D’Ippolito, G. (1964), Studi nonniani. L’epillio nelle Dionisiache (Palermo, presso l’Accademia).

Espinar, J.L. (2003), La adjetivación en las Donisíacas de Nono de Panópolis:tradición e innovación. Hapax absolutos y no absolutos (Málaga, Universidad de Málaga).

Gigli Piccardi, D. (2008), “ΑΕPΟΒΑΤΕΙΝ. L’ecfrasi come viaggio in Giovanni di Gaza”, en S. Audano (ed.), Nonno e i suoi lettori (Alessandria, Edizioni Dell’Orso), 83-102.

Greco, C. (2004), Nonno di Panopoli, Parafrasi del Vangelo di S. Giovanni. Canto tredicesimo. (Alessandria, Edizioni dell’Orso).

Hernández de la Fuente, D. (2011), ‘The One and the Many and the Circular Movement: Neo-Platonism and Poetics in Nonnus of Panopolis’, in D. Hernández de la Fuente (ed.). New Perspectives on Late Antiquity (Newcastle upon Tyne, Cambridge Scholars Publishing), 305–26.
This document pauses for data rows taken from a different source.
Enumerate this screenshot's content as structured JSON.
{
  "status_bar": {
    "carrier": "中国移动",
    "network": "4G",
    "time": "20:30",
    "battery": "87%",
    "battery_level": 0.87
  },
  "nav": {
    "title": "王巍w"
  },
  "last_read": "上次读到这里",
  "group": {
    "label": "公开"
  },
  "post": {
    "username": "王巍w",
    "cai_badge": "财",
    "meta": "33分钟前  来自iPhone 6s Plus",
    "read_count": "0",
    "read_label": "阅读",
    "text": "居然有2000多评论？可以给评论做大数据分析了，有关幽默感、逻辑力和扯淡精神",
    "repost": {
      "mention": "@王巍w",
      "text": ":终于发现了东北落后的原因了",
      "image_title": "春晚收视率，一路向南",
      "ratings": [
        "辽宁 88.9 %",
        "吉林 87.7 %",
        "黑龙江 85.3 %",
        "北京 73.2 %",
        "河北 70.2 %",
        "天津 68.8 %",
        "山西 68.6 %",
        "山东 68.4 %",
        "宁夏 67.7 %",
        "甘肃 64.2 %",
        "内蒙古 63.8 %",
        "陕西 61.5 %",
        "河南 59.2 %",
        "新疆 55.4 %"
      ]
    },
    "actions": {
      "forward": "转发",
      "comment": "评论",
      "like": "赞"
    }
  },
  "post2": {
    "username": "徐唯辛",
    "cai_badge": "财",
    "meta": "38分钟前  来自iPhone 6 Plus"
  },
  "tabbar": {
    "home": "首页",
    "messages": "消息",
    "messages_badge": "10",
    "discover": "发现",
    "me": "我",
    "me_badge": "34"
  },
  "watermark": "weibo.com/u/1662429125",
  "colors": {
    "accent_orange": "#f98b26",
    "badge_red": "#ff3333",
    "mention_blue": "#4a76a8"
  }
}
Lightfoot, J. (2014), “Oracles in the Dionysiaca”, in K. Spanoudakis (ed.), Nonnus of Panopolis in Context: Poetry and Cultural Milieu in Late Antiquity with a Section on Nonnus and the Modern World. (Berlin/New York, De Gruyter), 39-54.

Livrea, E. (ed.), Nonno di Panopoli, Parafrasi al Vangelo di S. Giovanni, Canto XVIII (Napoli, D’Auria) 1989.

Miguélez Cavero, L. (2008), Poems in Context: Greek Poetry in the Egyptian Thebaid 200–600 AD (Berlin/New York, Walter de Gruyter).

Peek, W. (1968–1975), Lexicon zu den Dionysiaca des Nonnos. 4 vols (Berlin/Hildersheim, (Akad.-Verlag/Olms).

Ruíz Pérez Á. (2002), “La mántica como factor de cohesión en las “Dionisíacas” de Nono de Panópolis: los mitos tebanos”, Habis 33, 521-551.

Stegemann, V. (1930), Astrologie und Universalgeschichte: Studien und Interpretationen zu den Dionysiaka des Nonnos (Leipzig, Teubner).